--- Task details ---
Among the entries below, find every line that has "public" and pull it out.

--- Available data ---
■ ■ ■ ■

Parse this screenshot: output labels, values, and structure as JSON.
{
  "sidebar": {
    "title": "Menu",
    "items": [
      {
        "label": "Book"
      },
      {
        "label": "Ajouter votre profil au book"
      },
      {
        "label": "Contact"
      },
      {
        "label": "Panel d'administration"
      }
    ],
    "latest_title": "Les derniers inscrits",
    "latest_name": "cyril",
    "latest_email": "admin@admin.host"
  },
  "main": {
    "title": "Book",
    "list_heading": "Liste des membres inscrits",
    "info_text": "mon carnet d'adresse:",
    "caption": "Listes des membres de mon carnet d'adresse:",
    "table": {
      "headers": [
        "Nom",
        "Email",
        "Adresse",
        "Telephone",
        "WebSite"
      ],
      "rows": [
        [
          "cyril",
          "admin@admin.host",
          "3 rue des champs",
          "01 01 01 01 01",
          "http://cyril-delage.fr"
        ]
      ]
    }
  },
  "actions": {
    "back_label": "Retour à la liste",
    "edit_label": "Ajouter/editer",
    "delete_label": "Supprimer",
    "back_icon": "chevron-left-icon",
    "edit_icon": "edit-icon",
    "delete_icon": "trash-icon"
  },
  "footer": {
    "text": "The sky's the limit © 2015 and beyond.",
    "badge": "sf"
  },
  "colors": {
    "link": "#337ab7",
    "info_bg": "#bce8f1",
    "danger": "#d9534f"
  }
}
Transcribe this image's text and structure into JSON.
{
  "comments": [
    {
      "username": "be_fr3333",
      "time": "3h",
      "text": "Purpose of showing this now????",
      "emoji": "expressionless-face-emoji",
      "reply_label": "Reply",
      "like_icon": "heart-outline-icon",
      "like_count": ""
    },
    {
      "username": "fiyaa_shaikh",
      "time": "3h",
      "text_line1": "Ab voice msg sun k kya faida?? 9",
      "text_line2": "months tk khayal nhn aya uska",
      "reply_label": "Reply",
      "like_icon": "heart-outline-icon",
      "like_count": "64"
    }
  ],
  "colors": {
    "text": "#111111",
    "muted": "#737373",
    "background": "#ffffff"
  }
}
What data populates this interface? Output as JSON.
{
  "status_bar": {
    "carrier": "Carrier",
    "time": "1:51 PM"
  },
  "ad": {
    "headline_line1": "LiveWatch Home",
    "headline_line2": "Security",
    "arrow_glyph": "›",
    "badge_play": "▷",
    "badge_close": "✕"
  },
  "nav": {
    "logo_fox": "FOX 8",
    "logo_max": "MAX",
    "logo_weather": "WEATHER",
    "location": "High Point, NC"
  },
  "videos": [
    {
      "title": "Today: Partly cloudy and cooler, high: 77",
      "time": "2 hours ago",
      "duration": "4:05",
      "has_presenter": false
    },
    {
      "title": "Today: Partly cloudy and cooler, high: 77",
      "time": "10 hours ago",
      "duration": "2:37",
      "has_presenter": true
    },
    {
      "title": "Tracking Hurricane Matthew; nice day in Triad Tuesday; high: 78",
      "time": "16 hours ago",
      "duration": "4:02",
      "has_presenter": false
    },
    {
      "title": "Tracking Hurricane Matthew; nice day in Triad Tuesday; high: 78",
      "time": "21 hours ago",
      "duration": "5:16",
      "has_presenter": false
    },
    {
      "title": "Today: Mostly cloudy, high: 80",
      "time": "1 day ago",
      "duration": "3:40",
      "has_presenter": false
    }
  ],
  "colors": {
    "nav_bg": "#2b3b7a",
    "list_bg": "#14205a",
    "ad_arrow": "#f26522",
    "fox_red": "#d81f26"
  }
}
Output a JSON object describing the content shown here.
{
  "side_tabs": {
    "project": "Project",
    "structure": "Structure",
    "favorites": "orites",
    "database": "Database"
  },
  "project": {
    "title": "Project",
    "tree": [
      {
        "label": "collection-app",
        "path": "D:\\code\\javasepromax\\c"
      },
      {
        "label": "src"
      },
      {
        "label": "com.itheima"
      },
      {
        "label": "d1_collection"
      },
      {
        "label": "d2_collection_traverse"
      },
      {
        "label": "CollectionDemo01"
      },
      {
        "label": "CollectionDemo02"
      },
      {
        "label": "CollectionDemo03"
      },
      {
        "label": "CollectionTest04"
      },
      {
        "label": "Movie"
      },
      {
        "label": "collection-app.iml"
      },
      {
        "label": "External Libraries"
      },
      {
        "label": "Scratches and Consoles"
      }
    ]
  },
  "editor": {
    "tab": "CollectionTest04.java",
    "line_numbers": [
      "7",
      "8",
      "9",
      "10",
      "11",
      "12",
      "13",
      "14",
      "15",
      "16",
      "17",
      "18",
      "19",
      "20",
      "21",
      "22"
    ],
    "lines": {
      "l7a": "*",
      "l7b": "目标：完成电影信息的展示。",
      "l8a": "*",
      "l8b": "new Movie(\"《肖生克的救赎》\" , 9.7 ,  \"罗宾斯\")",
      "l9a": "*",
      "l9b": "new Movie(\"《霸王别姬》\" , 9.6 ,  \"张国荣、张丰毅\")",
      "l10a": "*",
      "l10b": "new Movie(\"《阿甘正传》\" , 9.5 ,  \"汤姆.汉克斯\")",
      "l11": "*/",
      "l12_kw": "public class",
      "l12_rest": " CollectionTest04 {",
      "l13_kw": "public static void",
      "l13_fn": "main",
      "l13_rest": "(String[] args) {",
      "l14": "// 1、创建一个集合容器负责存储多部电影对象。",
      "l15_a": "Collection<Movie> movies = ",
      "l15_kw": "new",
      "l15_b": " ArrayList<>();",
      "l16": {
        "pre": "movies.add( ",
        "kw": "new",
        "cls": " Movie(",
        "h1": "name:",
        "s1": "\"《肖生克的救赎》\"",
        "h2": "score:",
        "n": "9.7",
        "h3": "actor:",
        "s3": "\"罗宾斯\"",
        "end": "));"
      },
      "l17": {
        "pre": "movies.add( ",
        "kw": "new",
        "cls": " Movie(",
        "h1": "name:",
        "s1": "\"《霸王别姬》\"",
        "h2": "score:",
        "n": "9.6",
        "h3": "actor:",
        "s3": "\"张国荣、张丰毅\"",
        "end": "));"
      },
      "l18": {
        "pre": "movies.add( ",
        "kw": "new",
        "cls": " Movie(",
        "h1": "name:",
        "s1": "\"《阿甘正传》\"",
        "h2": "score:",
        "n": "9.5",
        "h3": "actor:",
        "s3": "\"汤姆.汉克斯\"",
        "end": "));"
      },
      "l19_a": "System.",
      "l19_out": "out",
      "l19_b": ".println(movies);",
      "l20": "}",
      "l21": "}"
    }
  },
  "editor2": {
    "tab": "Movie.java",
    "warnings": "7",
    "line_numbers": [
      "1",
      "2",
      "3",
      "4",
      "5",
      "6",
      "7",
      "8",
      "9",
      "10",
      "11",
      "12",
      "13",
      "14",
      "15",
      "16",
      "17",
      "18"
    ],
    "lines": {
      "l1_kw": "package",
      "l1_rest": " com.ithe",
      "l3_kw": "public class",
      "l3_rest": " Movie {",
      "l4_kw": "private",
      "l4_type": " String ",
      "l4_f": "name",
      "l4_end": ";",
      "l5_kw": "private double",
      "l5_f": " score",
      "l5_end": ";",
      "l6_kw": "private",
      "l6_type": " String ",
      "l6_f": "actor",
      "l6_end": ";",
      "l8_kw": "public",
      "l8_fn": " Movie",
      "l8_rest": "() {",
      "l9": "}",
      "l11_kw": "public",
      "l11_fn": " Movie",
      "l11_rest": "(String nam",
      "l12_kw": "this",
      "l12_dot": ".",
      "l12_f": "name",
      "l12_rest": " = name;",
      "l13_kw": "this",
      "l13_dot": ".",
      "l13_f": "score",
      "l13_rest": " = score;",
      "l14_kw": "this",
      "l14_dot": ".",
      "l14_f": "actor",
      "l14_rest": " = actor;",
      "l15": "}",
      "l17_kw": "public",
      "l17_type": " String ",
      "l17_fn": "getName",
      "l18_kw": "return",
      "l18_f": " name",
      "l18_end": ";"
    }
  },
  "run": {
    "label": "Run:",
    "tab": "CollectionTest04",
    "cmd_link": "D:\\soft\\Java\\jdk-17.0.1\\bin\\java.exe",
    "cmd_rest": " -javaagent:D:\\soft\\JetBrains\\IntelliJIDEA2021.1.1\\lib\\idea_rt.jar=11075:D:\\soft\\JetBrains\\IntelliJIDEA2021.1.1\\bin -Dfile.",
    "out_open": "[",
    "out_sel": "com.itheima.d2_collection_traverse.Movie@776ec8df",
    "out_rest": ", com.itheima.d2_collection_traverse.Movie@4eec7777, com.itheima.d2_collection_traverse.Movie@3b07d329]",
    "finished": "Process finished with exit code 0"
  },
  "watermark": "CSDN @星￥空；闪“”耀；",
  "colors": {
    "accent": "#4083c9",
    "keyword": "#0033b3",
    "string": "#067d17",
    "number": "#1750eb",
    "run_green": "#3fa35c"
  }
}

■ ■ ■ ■

--- Solution ---
      "l12_kw": "public class",
      "l13_kw": "public static void",
      "l3_kw": "public class",
      "l8_kw": "public",
      "l11_kw": "public",
      "l17_kw": "public",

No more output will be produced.